Please return every line of the records below that holds the word "applicable".

── Source data

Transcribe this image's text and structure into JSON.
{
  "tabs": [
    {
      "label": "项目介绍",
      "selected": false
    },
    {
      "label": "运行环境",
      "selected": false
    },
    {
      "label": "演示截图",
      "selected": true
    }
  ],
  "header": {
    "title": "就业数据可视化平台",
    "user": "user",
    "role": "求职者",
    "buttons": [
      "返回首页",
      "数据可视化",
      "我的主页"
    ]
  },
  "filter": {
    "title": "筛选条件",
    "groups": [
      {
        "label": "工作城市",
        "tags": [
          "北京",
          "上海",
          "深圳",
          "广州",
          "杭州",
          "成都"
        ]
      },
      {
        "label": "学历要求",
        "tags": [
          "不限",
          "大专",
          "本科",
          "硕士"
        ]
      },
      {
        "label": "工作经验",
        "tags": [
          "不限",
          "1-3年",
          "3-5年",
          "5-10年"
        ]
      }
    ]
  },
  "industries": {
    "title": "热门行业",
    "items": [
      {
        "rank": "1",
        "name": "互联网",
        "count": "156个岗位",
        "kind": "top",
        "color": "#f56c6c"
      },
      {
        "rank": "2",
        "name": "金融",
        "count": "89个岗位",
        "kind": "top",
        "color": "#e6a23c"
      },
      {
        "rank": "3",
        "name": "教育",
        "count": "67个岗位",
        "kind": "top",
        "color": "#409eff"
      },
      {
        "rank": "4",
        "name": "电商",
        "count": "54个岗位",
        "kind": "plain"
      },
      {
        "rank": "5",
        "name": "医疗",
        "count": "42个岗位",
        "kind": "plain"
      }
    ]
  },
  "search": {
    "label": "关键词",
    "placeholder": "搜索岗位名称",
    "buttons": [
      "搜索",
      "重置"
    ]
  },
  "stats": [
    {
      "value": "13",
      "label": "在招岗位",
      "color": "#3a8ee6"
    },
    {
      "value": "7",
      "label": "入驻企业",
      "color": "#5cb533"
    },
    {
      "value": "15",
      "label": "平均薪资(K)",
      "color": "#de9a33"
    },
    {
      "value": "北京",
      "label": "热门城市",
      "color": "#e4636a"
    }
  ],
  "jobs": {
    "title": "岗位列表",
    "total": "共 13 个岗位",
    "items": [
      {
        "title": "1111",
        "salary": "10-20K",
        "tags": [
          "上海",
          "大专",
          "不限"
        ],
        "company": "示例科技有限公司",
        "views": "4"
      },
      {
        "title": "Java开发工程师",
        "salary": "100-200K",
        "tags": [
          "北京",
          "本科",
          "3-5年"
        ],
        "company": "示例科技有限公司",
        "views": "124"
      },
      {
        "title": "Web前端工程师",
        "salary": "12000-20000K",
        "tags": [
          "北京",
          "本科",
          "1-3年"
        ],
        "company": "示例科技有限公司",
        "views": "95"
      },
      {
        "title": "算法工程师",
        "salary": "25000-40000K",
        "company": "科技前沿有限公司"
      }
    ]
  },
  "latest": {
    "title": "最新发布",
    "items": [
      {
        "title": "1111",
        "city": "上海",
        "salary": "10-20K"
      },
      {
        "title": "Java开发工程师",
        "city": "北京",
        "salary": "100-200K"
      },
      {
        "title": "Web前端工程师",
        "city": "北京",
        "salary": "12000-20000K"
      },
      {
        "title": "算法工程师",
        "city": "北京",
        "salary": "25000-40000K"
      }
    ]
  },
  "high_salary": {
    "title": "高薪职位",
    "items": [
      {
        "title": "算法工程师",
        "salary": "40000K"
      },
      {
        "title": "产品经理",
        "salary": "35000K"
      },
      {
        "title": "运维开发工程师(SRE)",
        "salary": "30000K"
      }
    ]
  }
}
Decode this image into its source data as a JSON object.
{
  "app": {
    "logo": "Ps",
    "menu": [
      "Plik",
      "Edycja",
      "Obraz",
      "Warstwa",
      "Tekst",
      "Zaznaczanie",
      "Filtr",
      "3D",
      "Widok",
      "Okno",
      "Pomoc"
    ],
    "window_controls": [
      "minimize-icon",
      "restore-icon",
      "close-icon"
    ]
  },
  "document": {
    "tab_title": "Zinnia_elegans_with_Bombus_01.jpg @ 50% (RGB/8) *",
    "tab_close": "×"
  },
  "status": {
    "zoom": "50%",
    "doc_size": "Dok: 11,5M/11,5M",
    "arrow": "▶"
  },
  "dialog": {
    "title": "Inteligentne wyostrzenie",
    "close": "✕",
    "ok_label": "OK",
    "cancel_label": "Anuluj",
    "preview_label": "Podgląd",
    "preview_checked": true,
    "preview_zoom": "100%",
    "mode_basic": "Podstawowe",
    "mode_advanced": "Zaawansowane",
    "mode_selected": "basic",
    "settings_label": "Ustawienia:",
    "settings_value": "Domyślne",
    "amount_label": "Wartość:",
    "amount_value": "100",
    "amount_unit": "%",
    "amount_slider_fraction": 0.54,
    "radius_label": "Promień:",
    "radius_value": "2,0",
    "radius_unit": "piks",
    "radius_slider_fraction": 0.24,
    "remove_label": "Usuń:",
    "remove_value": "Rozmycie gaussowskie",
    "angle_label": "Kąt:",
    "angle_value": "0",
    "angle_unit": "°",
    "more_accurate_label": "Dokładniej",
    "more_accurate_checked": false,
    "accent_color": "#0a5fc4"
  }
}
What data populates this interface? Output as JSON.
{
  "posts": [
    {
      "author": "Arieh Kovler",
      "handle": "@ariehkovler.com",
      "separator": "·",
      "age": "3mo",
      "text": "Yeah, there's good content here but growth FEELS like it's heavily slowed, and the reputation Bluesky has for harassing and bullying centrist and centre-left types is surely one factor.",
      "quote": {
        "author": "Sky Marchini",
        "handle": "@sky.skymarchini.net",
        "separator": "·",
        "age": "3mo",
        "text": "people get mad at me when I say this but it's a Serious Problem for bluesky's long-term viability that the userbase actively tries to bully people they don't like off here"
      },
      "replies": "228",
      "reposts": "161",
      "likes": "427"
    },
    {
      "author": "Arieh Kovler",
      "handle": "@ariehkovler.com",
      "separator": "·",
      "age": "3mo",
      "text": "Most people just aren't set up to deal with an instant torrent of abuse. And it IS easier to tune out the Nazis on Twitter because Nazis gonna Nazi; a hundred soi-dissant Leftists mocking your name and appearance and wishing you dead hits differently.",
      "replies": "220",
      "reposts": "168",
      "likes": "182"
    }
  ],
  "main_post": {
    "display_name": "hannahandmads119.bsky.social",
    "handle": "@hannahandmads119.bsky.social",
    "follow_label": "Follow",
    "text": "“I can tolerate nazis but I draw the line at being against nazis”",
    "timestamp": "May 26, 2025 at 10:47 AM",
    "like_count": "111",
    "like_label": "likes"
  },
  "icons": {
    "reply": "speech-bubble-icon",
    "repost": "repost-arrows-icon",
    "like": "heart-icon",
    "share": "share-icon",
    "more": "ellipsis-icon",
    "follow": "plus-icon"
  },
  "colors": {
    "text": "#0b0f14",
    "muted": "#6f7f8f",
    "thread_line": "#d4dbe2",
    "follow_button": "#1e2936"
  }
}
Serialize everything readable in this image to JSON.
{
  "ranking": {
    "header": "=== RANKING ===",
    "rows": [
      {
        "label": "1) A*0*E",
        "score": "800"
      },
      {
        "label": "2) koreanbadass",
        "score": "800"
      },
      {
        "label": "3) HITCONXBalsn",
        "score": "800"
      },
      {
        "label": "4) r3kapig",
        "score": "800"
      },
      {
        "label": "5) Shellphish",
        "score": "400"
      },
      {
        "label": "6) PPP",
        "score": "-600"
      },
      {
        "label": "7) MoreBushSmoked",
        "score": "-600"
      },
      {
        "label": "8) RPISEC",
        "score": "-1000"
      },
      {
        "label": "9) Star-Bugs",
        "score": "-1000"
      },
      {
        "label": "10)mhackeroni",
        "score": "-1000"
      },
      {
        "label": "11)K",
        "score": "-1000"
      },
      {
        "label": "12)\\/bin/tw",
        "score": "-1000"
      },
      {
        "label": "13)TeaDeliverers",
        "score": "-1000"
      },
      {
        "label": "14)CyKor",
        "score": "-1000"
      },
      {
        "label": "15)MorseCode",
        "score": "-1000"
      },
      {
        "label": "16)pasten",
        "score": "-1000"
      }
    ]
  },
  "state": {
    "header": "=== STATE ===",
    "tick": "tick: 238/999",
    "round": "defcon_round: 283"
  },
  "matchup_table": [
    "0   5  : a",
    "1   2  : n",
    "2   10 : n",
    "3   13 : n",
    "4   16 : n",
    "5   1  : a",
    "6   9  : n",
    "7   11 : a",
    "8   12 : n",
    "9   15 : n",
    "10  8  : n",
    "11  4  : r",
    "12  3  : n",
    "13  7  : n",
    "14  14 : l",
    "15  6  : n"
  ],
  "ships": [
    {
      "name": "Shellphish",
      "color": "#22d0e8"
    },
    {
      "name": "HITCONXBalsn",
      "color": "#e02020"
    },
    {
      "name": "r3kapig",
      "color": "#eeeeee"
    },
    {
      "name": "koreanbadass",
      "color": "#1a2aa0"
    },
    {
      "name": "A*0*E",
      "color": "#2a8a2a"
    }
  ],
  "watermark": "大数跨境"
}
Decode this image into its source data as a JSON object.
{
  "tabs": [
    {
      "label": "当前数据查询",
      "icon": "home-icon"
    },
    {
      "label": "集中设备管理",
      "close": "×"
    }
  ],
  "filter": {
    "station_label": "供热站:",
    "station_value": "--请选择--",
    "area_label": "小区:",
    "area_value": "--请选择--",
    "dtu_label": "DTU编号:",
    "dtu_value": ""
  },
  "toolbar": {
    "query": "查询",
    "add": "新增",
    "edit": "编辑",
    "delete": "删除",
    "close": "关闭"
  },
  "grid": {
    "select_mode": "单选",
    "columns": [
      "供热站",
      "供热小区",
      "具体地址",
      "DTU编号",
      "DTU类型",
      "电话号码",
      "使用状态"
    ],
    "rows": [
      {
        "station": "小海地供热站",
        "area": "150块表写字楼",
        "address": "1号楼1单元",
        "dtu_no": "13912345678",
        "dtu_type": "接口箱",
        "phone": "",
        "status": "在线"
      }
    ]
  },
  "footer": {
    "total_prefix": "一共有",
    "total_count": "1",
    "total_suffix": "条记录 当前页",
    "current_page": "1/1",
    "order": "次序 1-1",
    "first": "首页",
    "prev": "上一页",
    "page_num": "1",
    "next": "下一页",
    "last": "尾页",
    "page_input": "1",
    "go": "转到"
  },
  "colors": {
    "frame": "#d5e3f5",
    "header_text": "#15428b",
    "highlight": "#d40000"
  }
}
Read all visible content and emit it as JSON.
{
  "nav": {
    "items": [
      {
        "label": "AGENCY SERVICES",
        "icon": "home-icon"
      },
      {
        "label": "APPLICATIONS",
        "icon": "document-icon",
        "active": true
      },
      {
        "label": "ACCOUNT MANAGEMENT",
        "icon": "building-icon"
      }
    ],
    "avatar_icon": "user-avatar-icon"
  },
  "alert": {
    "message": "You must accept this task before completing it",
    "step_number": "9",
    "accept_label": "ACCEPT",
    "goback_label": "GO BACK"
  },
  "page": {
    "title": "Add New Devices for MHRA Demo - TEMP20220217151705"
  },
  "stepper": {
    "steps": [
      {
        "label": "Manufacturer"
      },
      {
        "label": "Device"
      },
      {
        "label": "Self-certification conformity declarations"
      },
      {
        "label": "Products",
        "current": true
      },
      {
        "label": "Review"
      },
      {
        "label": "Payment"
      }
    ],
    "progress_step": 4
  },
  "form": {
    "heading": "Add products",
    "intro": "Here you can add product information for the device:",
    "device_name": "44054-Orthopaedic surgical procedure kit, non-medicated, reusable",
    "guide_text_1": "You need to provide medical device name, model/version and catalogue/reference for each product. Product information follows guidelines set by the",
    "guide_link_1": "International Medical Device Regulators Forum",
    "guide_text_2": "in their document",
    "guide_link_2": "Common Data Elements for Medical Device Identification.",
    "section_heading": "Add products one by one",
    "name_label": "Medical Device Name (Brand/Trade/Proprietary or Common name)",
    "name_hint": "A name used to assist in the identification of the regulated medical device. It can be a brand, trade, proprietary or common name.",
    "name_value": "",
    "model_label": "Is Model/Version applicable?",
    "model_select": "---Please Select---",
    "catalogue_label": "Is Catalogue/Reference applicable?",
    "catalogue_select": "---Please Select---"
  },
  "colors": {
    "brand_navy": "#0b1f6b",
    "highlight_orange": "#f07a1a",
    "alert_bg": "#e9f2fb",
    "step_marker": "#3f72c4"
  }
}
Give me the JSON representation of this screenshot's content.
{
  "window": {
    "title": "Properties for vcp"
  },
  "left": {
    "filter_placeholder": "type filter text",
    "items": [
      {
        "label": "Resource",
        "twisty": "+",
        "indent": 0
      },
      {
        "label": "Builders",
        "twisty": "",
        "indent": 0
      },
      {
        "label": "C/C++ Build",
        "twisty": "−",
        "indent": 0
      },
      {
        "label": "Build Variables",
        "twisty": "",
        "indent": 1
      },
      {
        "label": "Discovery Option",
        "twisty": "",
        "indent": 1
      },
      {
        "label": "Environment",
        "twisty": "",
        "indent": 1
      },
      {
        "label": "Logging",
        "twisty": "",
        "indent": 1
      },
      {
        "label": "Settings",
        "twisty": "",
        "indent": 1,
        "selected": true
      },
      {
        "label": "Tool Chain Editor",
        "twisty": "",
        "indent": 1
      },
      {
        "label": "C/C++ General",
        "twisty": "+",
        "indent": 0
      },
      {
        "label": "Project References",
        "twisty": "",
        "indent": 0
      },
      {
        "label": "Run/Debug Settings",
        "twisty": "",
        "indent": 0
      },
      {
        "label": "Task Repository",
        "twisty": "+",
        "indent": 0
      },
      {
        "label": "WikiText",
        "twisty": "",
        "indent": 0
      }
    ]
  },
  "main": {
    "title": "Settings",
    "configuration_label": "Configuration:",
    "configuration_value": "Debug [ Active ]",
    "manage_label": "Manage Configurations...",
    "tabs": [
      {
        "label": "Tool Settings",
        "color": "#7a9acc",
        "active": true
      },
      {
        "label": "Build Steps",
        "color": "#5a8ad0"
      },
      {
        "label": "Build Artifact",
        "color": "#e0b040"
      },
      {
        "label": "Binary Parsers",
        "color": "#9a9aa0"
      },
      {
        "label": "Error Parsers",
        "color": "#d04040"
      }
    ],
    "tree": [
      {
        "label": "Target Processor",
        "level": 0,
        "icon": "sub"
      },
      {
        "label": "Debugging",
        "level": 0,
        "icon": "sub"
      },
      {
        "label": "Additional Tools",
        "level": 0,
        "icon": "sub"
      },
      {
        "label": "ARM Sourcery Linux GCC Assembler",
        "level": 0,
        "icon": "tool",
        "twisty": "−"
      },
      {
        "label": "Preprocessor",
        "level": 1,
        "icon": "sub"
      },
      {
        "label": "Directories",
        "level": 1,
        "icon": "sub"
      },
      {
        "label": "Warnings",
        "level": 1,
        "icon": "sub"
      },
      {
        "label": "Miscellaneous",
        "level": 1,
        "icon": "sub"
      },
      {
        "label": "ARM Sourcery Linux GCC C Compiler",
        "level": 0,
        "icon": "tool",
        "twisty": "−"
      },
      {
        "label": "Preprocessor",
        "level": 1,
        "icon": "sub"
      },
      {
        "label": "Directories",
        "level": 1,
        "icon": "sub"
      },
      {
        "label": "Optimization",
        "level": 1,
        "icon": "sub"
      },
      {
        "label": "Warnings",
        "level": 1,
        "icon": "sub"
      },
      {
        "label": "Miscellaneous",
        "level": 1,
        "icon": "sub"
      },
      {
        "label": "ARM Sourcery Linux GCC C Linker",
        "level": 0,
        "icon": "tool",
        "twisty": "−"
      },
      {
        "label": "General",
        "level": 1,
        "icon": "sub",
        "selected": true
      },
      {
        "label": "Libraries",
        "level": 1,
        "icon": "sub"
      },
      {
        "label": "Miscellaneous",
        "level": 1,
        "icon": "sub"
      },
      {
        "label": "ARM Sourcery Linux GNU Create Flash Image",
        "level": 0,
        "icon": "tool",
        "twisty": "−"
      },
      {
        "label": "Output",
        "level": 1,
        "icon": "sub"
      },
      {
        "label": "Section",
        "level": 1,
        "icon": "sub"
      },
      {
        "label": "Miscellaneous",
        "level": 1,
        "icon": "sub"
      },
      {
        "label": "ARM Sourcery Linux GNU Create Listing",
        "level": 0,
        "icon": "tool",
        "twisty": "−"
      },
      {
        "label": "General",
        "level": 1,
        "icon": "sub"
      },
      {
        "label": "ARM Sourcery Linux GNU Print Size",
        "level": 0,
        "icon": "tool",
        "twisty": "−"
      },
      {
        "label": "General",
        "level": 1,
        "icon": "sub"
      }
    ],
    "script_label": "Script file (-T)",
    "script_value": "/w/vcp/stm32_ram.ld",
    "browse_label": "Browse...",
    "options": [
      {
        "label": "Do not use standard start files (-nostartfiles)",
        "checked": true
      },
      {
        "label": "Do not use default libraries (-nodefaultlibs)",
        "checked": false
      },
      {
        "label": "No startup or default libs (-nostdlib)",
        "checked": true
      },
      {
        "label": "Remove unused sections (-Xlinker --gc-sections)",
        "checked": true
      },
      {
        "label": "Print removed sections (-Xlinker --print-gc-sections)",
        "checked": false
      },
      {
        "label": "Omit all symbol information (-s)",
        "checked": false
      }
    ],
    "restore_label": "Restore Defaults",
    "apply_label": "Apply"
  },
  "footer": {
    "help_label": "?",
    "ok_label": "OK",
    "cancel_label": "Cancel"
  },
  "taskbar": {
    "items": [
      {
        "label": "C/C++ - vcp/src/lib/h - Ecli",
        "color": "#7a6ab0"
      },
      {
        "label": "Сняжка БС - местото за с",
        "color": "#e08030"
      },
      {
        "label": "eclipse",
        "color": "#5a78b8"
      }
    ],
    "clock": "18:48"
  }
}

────

> **Answer**:
    "model_label": "Is Model/Version applicable?",
    "catalogue_label": "Is Catalogue/Reference applicable?",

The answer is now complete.